The answer must consist of each line below that contains the word "comments", copied in full.

Start of Record excerpts

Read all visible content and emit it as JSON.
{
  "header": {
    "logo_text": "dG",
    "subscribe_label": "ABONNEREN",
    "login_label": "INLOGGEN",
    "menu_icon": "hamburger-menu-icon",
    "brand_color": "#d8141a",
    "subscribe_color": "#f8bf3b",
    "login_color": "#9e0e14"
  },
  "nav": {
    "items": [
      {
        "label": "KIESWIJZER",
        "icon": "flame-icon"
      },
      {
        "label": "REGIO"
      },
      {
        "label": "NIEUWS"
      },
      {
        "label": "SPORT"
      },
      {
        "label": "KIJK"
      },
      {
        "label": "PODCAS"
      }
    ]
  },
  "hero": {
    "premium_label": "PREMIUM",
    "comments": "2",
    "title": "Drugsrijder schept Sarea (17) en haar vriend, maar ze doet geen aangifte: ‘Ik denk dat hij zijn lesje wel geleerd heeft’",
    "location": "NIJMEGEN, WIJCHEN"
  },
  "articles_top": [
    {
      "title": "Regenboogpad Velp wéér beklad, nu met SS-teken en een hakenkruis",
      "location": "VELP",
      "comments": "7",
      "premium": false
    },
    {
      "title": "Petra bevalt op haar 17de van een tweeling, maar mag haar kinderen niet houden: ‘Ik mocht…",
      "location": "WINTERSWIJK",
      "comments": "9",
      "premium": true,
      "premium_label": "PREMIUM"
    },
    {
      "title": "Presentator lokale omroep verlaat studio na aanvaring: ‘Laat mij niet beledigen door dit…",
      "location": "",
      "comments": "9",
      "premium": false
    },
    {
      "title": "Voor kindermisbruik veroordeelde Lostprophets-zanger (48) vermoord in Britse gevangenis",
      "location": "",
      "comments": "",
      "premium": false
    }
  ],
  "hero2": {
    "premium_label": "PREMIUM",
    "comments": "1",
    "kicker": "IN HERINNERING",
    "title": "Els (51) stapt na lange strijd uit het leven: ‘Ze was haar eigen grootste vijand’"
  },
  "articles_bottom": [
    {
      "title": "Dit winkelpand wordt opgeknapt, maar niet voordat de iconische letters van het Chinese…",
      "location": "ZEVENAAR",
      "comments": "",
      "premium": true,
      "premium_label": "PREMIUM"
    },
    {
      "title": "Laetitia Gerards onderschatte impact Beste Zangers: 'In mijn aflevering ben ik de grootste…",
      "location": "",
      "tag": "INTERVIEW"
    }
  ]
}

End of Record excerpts

_Problem solution_
    "comments": "2",
      "comments": "7",
      "comments": "9",
      "comments": "9",
      "comments": "",
    "comments": "1",
      "comments": "",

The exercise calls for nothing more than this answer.